- Directions for this task -
Reproduce the records below exactly, with nothing altered.

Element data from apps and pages
+++
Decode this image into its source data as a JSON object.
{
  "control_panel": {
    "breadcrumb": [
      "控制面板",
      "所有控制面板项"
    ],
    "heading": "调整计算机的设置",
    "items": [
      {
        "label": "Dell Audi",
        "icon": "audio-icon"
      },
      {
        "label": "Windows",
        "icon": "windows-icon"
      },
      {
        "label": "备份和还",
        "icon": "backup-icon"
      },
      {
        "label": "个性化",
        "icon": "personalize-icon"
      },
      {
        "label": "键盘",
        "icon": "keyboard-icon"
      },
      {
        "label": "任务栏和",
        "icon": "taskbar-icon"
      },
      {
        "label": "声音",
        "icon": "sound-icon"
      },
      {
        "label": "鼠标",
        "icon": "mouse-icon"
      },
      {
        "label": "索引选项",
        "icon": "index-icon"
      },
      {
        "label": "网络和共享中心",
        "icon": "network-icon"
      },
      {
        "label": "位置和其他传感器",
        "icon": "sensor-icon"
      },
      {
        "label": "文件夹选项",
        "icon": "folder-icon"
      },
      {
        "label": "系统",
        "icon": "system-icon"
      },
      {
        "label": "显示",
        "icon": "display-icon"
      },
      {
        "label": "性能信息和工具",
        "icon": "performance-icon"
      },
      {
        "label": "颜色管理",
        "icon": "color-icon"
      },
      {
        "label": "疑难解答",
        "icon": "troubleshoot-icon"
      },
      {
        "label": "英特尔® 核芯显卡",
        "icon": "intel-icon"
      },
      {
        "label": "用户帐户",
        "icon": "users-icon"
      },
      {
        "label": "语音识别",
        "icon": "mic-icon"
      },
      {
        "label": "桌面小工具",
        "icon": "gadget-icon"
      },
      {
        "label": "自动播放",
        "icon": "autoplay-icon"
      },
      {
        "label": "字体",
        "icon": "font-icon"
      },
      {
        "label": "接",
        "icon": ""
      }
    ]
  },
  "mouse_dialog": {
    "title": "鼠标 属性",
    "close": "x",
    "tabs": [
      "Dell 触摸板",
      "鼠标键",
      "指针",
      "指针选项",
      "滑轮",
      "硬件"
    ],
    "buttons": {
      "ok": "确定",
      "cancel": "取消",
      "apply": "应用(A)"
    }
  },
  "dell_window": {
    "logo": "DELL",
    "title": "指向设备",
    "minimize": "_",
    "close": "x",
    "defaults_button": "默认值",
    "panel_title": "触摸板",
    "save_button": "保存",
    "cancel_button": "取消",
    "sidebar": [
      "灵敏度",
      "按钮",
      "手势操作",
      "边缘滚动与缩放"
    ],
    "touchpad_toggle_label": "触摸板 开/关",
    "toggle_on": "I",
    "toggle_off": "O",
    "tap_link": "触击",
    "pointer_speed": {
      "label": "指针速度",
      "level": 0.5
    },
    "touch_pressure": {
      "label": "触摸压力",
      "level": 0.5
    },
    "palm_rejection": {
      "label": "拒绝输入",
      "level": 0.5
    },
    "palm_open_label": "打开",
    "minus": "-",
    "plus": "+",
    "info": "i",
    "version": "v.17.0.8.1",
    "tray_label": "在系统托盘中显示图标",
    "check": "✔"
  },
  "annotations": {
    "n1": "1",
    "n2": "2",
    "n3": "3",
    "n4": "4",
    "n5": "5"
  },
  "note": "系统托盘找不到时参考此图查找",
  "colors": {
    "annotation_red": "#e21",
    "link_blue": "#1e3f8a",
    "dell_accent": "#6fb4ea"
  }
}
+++
- Written response -
Decode this image into its source data as a JSON object.
{
  "control_panel": {
    "breadcrumb": [
      "控制面板",
      "所有控制面板项"
    ],
    "heading": "调整计算机的设置",
    "items": [
      {
        "label": "Dell Audi",
        "icon": "audio-icon"
      },
      {
        "label": "Windows",
        "icon": "windows-icon"
      },
      {
        "label": "备份和还",
        "icon": "backup-icon"
      },
      {
        "label": "个性化",
        "icon": "personalize-icon"
      },
      {
        "label": "键盘",
        "icon": "keyboard-icon"
      },
      {
        "label": "任务栏和",
        "icon": "taskbar-icon"
      },
      {
        "label": "声音",
        "icon": "sound-icon"
      },
      {
        "label": "鼠标",
        "icon": "mouse-icon"
      },
      {
        "label": "索引选项",
        "icon": "index-icon"
      },
      {
        "label": "网络和共享中心",
        "icon": "network-icon"
      },
      {
        "label": "位置和其他传感器",
        "icon": "sensor-icon"
      },
      {
        "label": "文件夹选项",
        "icon": "folder-icon"
      },
      {
        "label": "系统",
        "icon": "system-icon"
      },
      {
        "label": "显示",
        "icon": "display-icon"
      },
      {
        "label": "性能信息和工具",
        "icon": "performance-icon"
      },
      {
        "label": "颜色管理",
        "icon": "color-icon"
      },
      {
        "label": "疑难解答",
        "icon": "troubleshoot-icon"
      },
      {
        "label": "英特尔® 核芯显卡",
        "icon": "intel-icon"
      },
      {
        "label": "用户帐户",
        "icon": "users-icon"
      },
      {
        "label": "语音识别",
        "icon": "mic-icon"
      },
      {
        "label": "桌面小工具",
        "icon": "gadget-icon"
      },
      {
        "label": "自动播放",
        "icon": "autoplay-icon"
      },
      {
        "label": "字体",
        "icon": "font-icon"
      },
      {
        "label": "接",
        "icon": ""
      }
    ]
  },
  "mouse_dialog": {
    "title": "鼠标 属性",
    "close": "x",
    "tabs": [
      "Dell 触摸板",
      "鼠标键",
      "指针",
      "指针选项",
      "滑轮",
      "硬件"
    ],
    "buttons": {
      "ok": "确定",
      "cancel": "取消",
      "apply": "应用(A)"
    }
  },
  "dell_window": {
    "logo": "DELL",
    "title": "指向设备",
    "minimize": "_",
    "close": "x",
    "defaults_button": "默认值",
    "panel_title": "触摸板",
    "save_button": "保存",
    "cancel_button": "取消",
    "sidebar": [
      "灵敏度",
      "按钮",
      "手势操作",
      "边缘滚动与缩放"
    ],
    "touchpad_toggle_label": "触摸板 开/关",
    "toggle_on": "I",
    "toggle_off": "O",
    "tap_link": "触击",
    "pointer_speed": {
      "label": "指针速度",
      "level": 0.5
    },
    "touch_pressure": {
      "label": "触摸压力",
      "level": 0.5
    },
    "palm_rejection": {
      "label": "拒绝输入",
      "level": 0.5
    },
    "palm_open_label": "打开",
    "minus": "-",
    "plus": "+",
    "info": "i",
    "version": "v.17.0.8.1",
    "tray_label": "在系统托盘中显示图标",
    "check": "✔"
  },
  "annotations": {
    "n1": "1",
    "n2": "2",
    "n3": "3",
    "n4": "4",
    "n5": "5"
  },
  "note": "系统托盘找不到时参考此图查找",
  "colors": {
    "annotation_red": "#e21",
    "link_blue": "#1e3f8a",
    "dell_accent": "#6fb4ea"
  }
}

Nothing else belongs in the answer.